Ancestry UK

Barrow in Furness Council Homes

In 1930, the Boards of Guardians, who had administered the poor relief system in England and Wales since 1834, were abolished and their responsibilities were taken over by county and county borough councils. Each council set up a Public Assistance Committee to oversee its new duties, which included the operation of the various children's establishments previously run by the poor law unions in each area. The Barrow-in-Furness Council took over the cottage homes on Roose Road, Barrow, formerly run by the Barrow Poor Law Union, where up to 72 children could be accommodated in the two pairs of semi-detached houses.

Roose Road Cottage Homes, early 1900s. © Peter Higginbotham

Following the passing of the 1948 Children Act, councils were required to provide care services for all needy children in their area, especially those who lacked a normal family home. In common with other local authorities,Barrow Council established a new Children's Committee, whose responsibilities had previously been spread across separate Health, Education and Public Assistance Committees. The Committee took over responsibility for the Roose Road cottage homes, whose capacity at that date was recorded as being 24 places. Presumably, the whole premises were no longer in use by then.

By 1952, the council had opened a residential nursery at Dunlop House, Abbey Road, Barrow. By 1954, an additional home had been opened at 115 Duke Street, Barrow.

The 1948 Act had recommended that where children needed to be in residential care, they should be in 'family group' homes, which ideally accommodated no more than eight children, or twelve at most. Barrow's first home to fit this description was the family group home on a new council housing estate at 15 Tyne Road, Barrow, opened in about 1958. Use of he Roose Road cottage homes ceased at the same time. A second family group home, at 14 Lesh Lane, Barrow, followed a year later.

As part of the local government reorganisation that took place in 1974, Carlisle's social services provision, including its children's residential care, was taken over by the new Cumbria County Council.

Children's establishments run at some time in their history by Barrow in Furness Council.

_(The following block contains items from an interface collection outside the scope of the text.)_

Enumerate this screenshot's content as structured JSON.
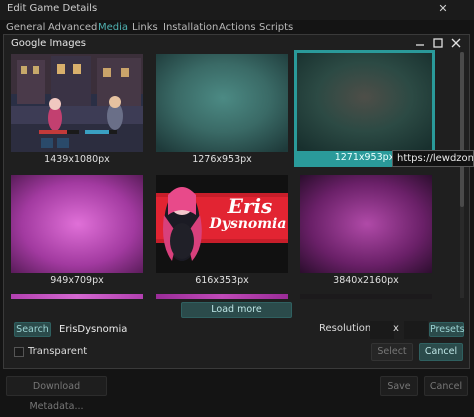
{
  "background_window": {
    "title": "Edit Game Details",
    "tabs": [
      {
        "label": "General",
        "active": false
      },
      {
        "label": "Advanced",
        "active": false
      },
      {
        "label": "Media",
        "active": true
      },
      {
        "label": "Links",
        "active": false
      },
      {
        "label": "Installation",
        "active": false
      },
      {
        "label": "Actions",
        "active": false
      },
      {
        "label": "Scripts",
        "active": false
      }
    ],
    "download_metadata_label": "Download Metadata...",
    "save_label": "Save",
    "cancel_label": "Cancel"
  },
  "dialog": {
    "title": "Google Images",
    "minimize_icon": "minimize-icon",
    "maximize_icon": "maximize-icon",
    "close_icon": "close-icon"
  },
  "images": [
    {
      "caption": "1439x1080px",
      "selected": false,
      "style": "game-scene"
    },
    {
      "caption": "1276x953px",
      "selected": false,
      "style": "teal-blur"
    },
    {
      "caption": "1271x953px",
      "selected": true,
      "style": "teal-dark-blur"
    },
    {
      "caption": "949x709px",
      "selected": false,
      "style": "magenta-blur"
    },
    {
      "caption": "616x353px",
      "selected": false,
      "style": "eris-logo"
    },
    {
      "caption": "3840x2160px",
      "selected": false,
      "style": "purple-blur"
    },
    {
      "caption": "",
      "selected": false,
      "style": "magenta-strip"
    },
    {
      "caption": "",
      "selected": false,
      "style": "magenta-strip"
    },
    {
      "caption": "",
      "selected": false,
      "style": "dark-strip"
    }
  ],
  "logo_text": {
    "line1": "Eris",
    "line2": "Dysnomia"
  },
  "tooltip": "https://lewdzone.c",
  "load_more_label": "Load more",
  "search": {
    "button_label": "Search",
    "query": "ErisDysnomia"
  },
  "resolution": {
    "label": "Resolution:",
    "width": "",
    "separator": "x",
    "height": ""
  },
  "presets_label": "Presets",
  "transparent_label": "Transparent",
  "transparent_checked": false,
  "select_label": "Select",
  "cancel_label": "Cancel",
  "colors": {
    "accent": "#2a9a9a",
    "accent_button": "#2b4b4b",
    "background": "#1f1f1f"
  }
}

  • 115 Duke Street, Barrow-in-Furness
  • Family Group Home, 14 Lesh Lane, Barrow-in-Furness
  • Family Group Home, 15 Tyne Road, Barrow-in-Furness
  • Dunlop House Nursery / Reception Home, Abbey Road, Barrow-in-Furness
  • Family Group Home, Newbarns House, Hollow Lane, Barrow-in-Furness
  • Barrow Union/Council Cottage Homes, Roose Road, Barrow-in-Furness*

* indicates link to pages on


The involvement of local authorities in the running of children's homes dates from 1930, when they took over the running of the poor relief system previously administered by Boards of Guardians. Surviving records for council-run children's homes may be held in each council's own internal archives. Prior to 1991, however, when a legal requirement was introduced for councils to retain records of children leaving their care, the survival of such records is very variable. Contact details for local authorities in the UK can be found on the website of the Care Leavers Association (CLA). The CLA also provides guidance on accessing childhood care files, which are normally only open to the individuals they relate to.

Locating local authority records has been complicated by the various local government reorganizations that have taken place in recent times, such as the abolition of the London County Council in 1965, and the major nationwide restructuring in 1974 in which many administrative areas were created, amended or eliminated.

Older records may sometimes be placed with the relevant county or borough record office. Many of these repositories have online catalogues of their holdings and also contribute to the National Archives' Discovery database. Note that records containing personal data usually have access closed for a period of fifty years or more.

Older material relating to Barrow in Furness Council homes may exist at:

Some records relating to council-run homes, for example inspection reports (though not resident lists etc.), are held by The National Archives (TNA). A closure period may apply to these records.